“The Australian and The Australian Financial Review organised a summit and that was a very good thing to do and one of the things to come out of the subsequent discussion was that the states have got to be part of this, and it’s not just state taxes but how the states spend their money,” Mr Turnbull said.
“It’s always easier to ask for more money.
“There is a tendency with public services not to examine their own efficiency. There are powerful arguments that in our next wave of productivity, everybody has got to play a part.”
NSW Treasurer Gladys Berejiklian said the state was committed to further reforms to increase the attractiveness of NSW as a “place (in which) to live, work and do business’’.
“We would welcome the introduction of competition payments. Any improvements in competition by the states would result in a boost in revenue for the commonwealth so it makes sense for the federal government to incentivise further competition reforms through payments.
“Competition payments would also help share the economic growth revenue benefits from competition reforms that largely accrue to the commonwealth government,’’ she said.
“Our first priority remains addressing the looming fiscal gap faced by all states and the commonwealth over the next 20 years as a result of our growing health funding needs.
“NSW will continue to argue for the GST rate to be increased to 15 per cent with compensation for households with incomes of $100,000 or less.”
Victorian Treasurer Tim Pallas said: ‘The states require certainty of funding, especially given the increasing funding fiscal gap created by the last two commonwealth budgets.
‘We look forward to seeing the federal government’s views arising out of Harper and will consider them in due course.”
Professor Harper said Mr Morrison’s carriage of competition policy would also help free the review from perceptions it was about small versus big business instead of being about unlocking growth across the economy.
He described the new Treasurer as “very committed” to pursuing reform and welcomed Mr Morrison’s meeting with his state counterparts earlier this month in which his review of competition policy was given a new urgency.

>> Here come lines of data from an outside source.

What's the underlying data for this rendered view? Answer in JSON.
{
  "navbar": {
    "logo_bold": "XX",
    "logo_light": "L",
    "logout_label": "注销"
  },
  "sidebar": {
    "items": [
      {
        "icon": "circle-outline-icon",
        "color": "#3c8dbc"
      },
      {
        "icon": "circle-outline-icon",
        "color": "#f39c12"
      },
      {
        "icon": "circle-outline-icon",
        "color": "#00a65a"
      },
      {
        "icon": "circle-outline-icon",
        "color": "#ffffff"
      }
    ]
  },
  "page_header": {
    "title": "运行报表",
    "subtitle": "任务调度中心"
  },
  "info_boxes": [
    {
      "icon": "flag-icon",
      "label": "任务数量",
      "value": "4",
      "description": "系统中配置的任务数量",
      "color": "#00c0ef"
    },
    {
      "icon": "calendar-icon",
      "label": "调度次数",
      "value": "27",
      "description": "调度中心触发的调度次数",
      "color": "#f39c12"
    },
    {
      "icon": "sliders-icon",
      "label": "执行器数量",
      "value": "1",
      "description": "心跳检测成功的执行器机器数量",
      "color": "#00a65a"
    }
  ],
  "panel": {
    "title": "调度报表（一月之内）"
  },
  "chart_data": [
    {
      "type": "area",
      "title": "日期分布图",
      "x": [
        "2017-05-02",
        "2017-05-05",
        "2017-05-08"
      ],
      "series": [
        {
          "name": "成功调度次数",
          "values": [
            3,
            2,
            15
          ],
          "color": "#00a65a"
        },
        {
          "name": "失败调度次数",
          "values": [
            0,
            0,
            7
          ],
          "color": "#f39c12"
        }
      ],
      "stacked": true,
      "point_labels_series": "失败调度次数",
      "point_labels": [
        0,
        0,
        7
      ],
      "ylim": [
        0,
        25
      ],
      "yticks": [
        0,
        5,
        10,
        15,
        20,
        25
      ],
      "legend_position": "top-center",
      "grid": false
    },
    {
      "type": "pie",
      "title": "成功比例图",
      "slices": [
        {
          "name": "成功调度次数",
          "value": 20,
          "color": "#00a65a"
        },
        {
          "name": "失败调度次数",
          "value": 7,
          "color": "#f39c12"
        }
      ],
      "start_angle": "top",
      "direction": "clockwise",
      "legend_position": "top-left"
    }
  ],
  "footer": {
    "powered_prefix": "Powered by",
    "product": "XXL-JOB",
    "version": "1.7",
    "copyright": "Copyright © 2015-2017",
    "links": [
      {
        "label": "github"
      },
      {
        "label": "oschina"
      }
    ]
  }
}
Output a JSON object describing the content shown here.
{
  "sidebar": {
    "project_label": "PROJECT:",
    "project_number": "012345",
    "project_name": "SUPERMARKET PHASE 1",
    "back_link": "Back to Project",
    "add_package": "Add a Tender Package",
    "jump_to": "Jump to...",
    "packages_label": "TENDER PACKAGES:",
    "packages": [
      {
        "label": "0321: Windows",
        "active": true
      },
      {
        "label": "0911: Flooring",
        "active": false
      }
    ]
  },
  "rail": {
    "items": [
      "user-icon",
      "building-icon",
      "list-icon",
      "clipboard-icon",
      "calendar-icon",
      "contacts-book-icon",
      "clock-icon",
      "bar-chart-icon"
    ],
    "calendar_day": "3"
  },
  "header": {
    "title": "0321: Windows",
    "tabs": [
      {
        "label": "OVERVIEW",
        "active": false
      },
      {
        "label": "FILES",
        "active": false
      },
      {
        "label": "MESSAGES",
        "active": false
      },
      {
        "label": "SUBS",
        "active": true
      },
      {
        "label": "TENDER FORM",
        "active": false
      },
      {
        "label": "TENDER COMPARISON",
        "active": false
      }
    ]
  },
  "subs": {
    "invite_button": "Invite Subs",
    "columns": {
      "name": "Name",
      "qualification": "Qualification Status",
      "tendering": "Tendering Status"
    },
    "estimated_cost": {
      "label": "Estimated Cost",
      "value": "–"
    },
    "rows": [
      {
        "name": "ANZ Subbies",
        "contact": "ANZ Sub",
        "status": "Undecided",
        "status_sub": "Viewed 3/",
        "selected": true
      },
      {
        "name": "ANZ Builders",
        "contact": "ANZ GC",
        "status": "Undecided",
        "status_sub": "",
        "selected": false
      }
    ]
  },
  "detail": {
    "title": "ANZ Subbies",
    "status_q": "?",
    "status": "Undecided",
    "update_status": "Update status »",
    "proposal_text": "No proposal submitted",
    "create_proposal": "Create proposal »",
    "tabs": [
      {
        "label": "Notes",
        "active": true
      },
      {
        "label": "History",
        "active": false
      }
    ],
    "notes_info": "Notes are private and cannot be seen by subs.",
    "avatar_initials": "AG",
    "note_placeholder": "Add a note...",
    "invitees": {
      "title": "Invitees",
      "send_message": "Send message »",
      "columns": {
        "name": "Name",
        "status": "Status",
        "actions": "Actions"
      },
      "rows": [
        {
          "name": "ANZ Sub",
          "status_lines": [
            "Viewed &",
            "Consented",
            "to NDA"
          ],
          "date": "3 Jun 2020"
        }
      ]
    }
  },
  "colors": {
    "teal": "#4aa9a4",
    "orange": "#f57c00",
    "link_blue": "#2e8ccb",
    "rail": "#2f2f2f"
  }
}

Professor Harper sees his planned overhaul to human services as the new frontier in competition policy and says his 56 recommendations, as a whole, could unlock additional economic growth of up to 2.5 per cent of GDP over the coming decade.
Extracted in full from The Australian.